The last week of May, a 10-for-13 stretch, raised Freddy’s average to .352, and a month later, it’s at .349—“counting three times” in BBFL, where OBP and SLG are categories. In 5×5 leagues, Sanchez isn’t quite as valuable; he’s not a source of homers or steals. However, he probably qualifies at second base and shortstop, where he’s an even more pleasant surprise to those who stuck with him longer than I did in April, or grabbed him as a free agent.
The Red Sox have two contenders for our third base nod. After his disastrous 2005 campaign, Mike Lowell figured to benefit from the change of parks, just not this much. Spring questions about playing time for Kevin Youkilis made him slip down many draft lists; he’s answered them with his bat.
1B Nomar Garciaparra, Dodgers. After three injury-plagued seasons in five years, and with his production down even when “healthy” compared to his awesome peak from 1998 to 2000, not many people expected Nomar to hit like a first baseman ever again.
At 33, playing home games in a pitchers’ park, his .424 OBP and .590 SLG are simply astounding, and concerns about his durability, aggravated when he missed the first couple of weeks with a rib cage injury, are beginning to fade. Having shortstop and third base eligibility in most leagues makes him a first-half fantasy MVP for those who took the risk.

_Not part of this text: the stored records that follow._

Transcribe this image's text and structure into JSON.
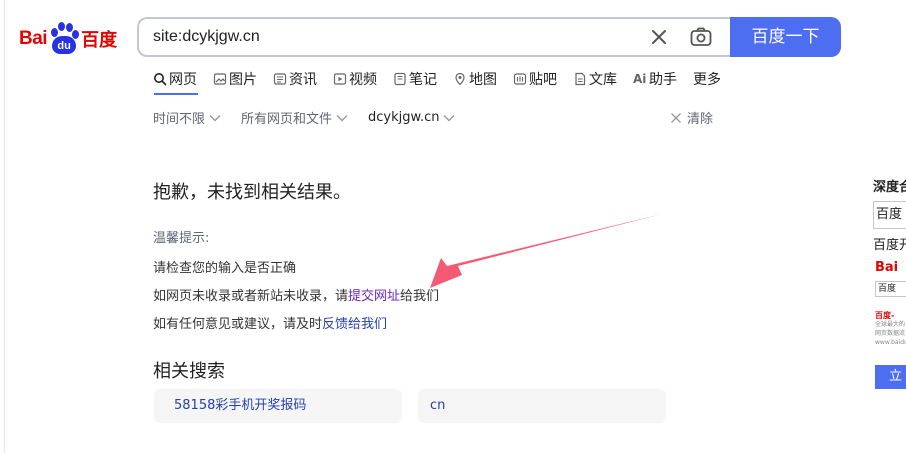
{
  "logo": {
    "bai": "Bai",
    "du": "du",
    "cn": "百度"
  },
  "search": {
    "value": "site:dcykjgw.cn",
    "button_label": "百度一下"
  },
  "tabs": [
    {
      "label": "网页",
      "icon": "search-icon"
    },
    {
      "label": "图片",
      "icon": "image-icon"
    },
    {
      "label": "资讯",
      "icon": "news-icon"
    },
    {
      "label": "视频",
      "icon": "video-icon"
    },
    {
      "label": "笔记",
      "icon": "note-icon"
    },
    {
      "label": "地图",
      "icon": "map-icon"
    },
    {
      "label": "贴吧",
      "icon": "tieba-icon"
    },
    {
      "label": "文库",
      "icon": "wenku-icon"
    },
    {
      "label": "助手",
      "icon": "ai-icon"
    },
    {
      "label": "更多",
      "icon": ""
    }
  ],
  "filters": {
    "time": "时间不限",
    "type": "所有网页和文件",
    "site": "dcykjgw.cn",
    "clear": "清除"
  },
  "main": {
    "no_result": "抱歉，未找到相关结果。",
    "tip_title": "温馨提示:",
    "tip1": "请检查您的输入是否正确",
    "tip2_before": "如网页未收录或者新站未收录，请",
    "tip2_link": "提交网址",
    "tip2_after": "给我们",
    "tip3_before": "如有任何意见或建议，请及时",
    "tip3_link": "反馈给我们"
  },
  "related": {
    "title": "相关搜索",
    "items": [
      "58158彩手机开奖报码",
      "cn"
    ]
  },
  "right_panel": {
    "title": "深度合",
    "box": "百度",
    "text": "百度开",
    "logo": "Bai",
    "mini": "百度",
    "small_line1": "百度-",
    "small_line2": "全球最大的",
    "small_line3": "网页数据流",
    "small_line4": "www.baidu",
    "button": "立"
  },
  "colors": {
    "brand_red": "#e10602",
    "brand_blue": "#2932e1",
    "accent": "#4e6ef2",
    "link_blue": "#2440b3",
    "link_visited": "#6c23bd",
    "arrow": "#f4516c"
  }
}
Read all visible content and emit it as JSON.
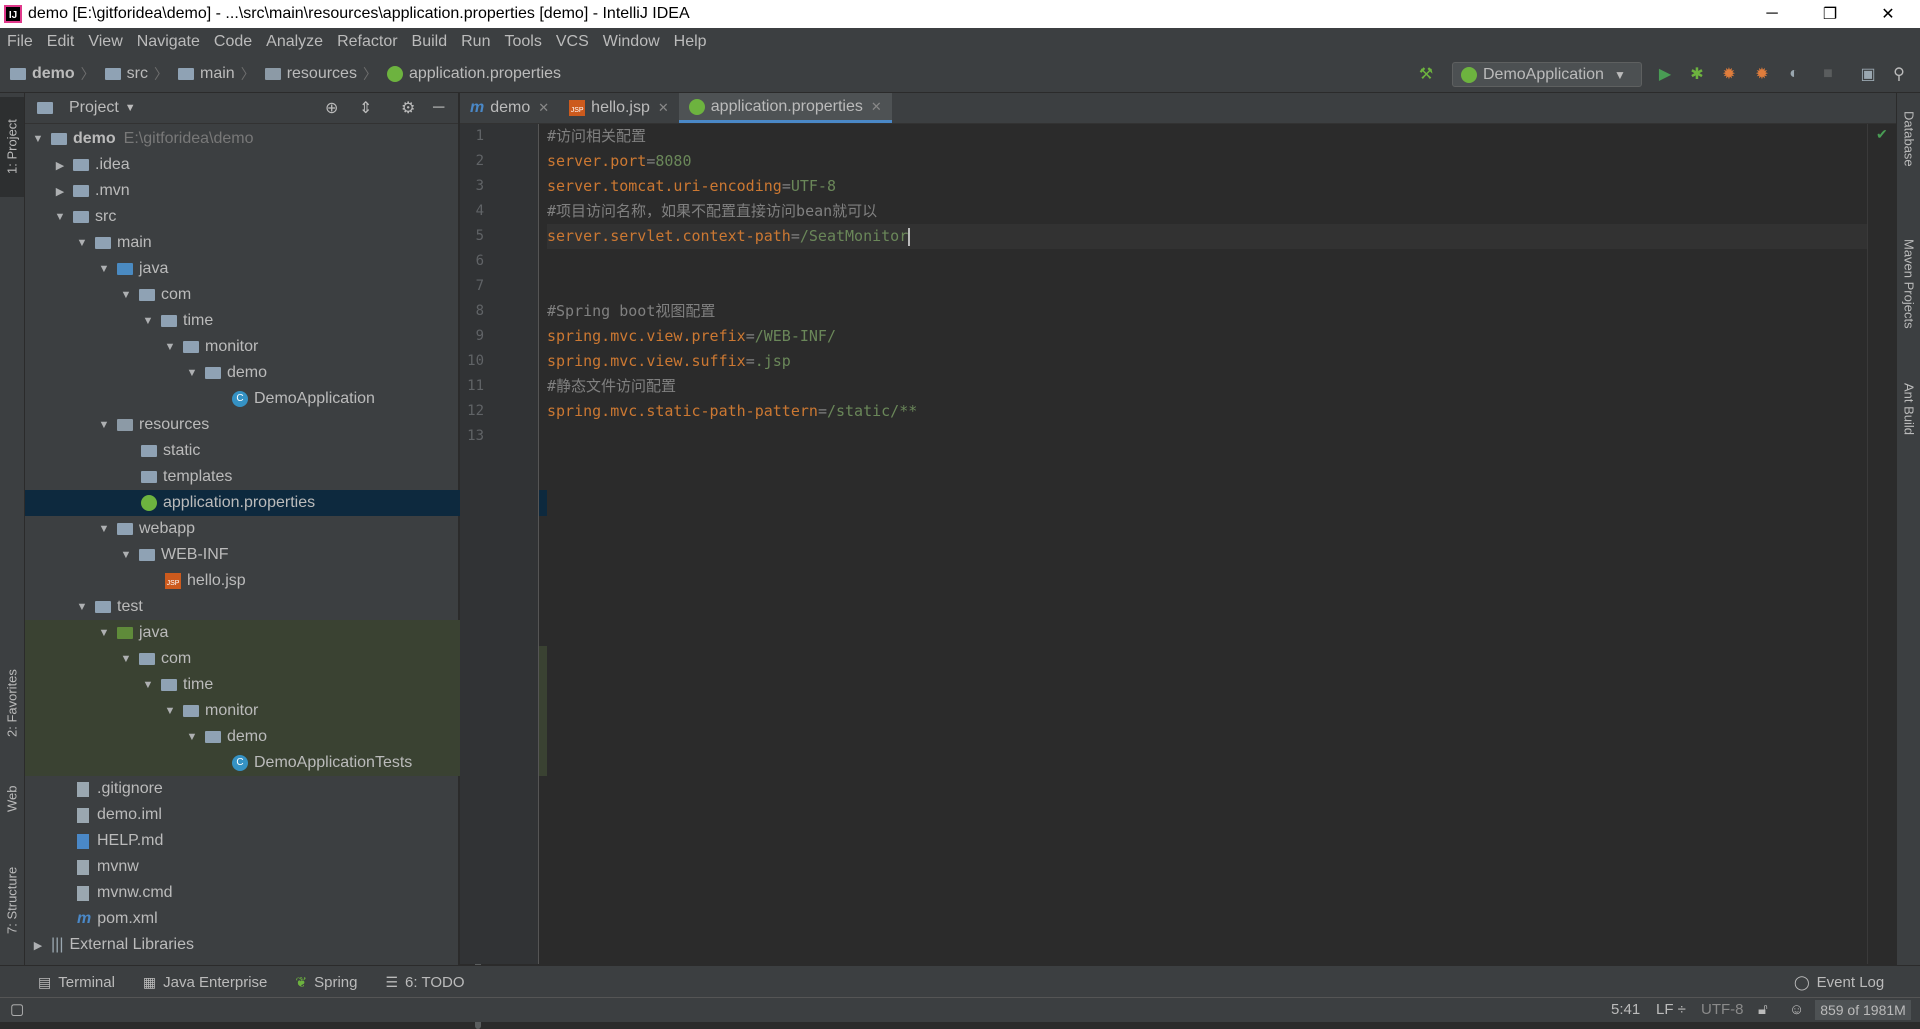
{
  "window": {
    "title": "demo [E:\\gitforidea\\demo] - ...\\src\\main\\resources\\application.properties [demo] - IntelliJ IDEA",
    "app_icon_text": "IJ",
    "minimize": "─",
    "restore": "❐",
    "close": "✕"
  },
  "menu": [
    "File",
    "Edit",
    "View",
    "Navigate",
    "Code",
    "Analyze",
    "Refactor",
    "Build",
    "Run",
    "Tools",
    "VCS",
    "Window",
    "Help"
  ],
  "breadcrumbs": [
    "demo",
    "src",
    "main",
    "resources",
    "application.properties"
  ],
  "toolbar": {
    "run_config": "DemoApplication",
    "icons": [
      "build-hammer-icon",
      "run-icon",
      "debug-icon",
      "coverage-icon",
      "profile-icon",
      "attach-icon",
      "stop-icon",
      "project-structure-icon",
      "search-icon"
    ]
  },
  "left_tool_tabs": {
    "project": "1: Project",
    "favorites": "2: Favorites",
    "web": "Web",
    "structure": "7: Structure"
  },
  "right_tool_tabs": [
    "Database",
    "Maven Projects",
    "Ant Build"
  ],
  "project_panel": {
    "title": "Project",
    "tree": [
      {
        "label": "demo",
        "path": "E:\\gitforidea\\demo"
      },
      {
        "label": ".idea"
      },
      {
        "label": ".mvn"
      },
      {
        "label": "src"
      },
      {
        "label": "main"
      },
      {
        "label": "java"
      },
      {
        "label": "com"
      },
      {
        "label": "time"
      },
      {
        "label": "monitor"
      },
      {
        "label": "demo"
      },
      {
        "label": "DemoApplication"
      },
      {
        "label": "resources"
      },
      {
        "label": "static"
      },
      {
        "label": "templates"
      },
      {
        "label": "application.properties"
      },
      {
        "label": "webapp"
      },
      {
        "label": "WEB-INF"
      },
      {
        "label": "hello.jsp"
      },
      {
        "label": "test"
      },
      {
        "label": "java"
      },
      {
        "label": "com"
      },
      {
        "label": "time"
      },
      {
        "label": "monitor"
      },
      {
        "label": "demo"
      },
      {
        "label": "DemoApplicationTests"
      },
      {
        "label": ".gitignore"
      },
      {
        "label": "demo.iml"
      },
      {
        "label": "HELP.md"
      },
      {
        "label": "mvnw"
      },
      {
        "label": "mvnw.cmd"
      },
      {
        "label": "pom.xml"
      },
      {
        "label": "External Libraries"
      }
    ]
  },
  "editor": {
    "tabs": [
      {
        "label": "demo",
        "active": false
      },
      {
        "label": "hello.jsp",
        "active": false
      },
      {
        "label": "application.properties",
        "active": true
      }
    ],
    "line_numbers": [
      "1",
      "2",
      "3",
      "4",
      "5",
      "6",
      "7",
      "8",
      "9",
      "10",
      "11",
      "12",
      "13"
    ],
    "lines": [
      {
        "type": "comment",
        "text": "#访问相关配置"
      },
      {
        "type": "prop",
        "key": "server.port",
        "value": "8080"
      },
      {
        "type": "prop",
        "key": "server.tomcat.uri-encoding",
        "value": "UTF-8"
      },
      {
        "type": "comment",
        "text": "#项目访问名称，如果不配置直接访问bean就可以"
      },
      {
        "type": "prop",
        "key": "server.servlet.context-path",
        "value": "/SeatMonitor"
      },
      {
        "type": "blank",
        "text": ""
      },
      {
        "type": "blank",
        "text": ""
      },
      {
        "type": "comment",
        "text": "#Spring boot视图配置"
      },
      {
        "type": "prop",
        "key": "spring.mvc.view.prefix",
        "value": "/WEB-INF/"
      },
      {
        "type": "prop",
        "key": "spring.mvc.view.suffix",
        "value": ".jsp"
      },
      {
        "type": "comment",
        "text": "#静态文件访问配置"
      },
      {
        "type": "prop",
        "key": "spring.mvc.static-path-pattern",
        "value": "/static/**"
      },
      {
        "type": "blank",
        "text": ""
      }
    ],
    "eq": "="
  },
  "bottom_tabs": [
    "Terminal",
    "Java Enterprise",
    "Spring",
    "6: TODO"
  ],
  "event_log": "Event Log",
  "status": {
    "position": "5:41",
    "line_sep": "LF ÷",
    "encoding": "UTF-8",
    "memory": "859 of 1981M"
  },
  "colors": {
    "keyword": "#cc7832",
    "value": "#6a8759",
    "comment": "#808080",
    "selection": "#0d293e",
    "accent": "#4a88c7"
  }
}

Scott Hatteberg was briefly considered for this dubious honor, in part because Wayne Krivsky deserves accolades for so many moves. The rookie general manager with the alchemist’s touch can wait until next week, when we review the biggest bargains among fantasy pitchers.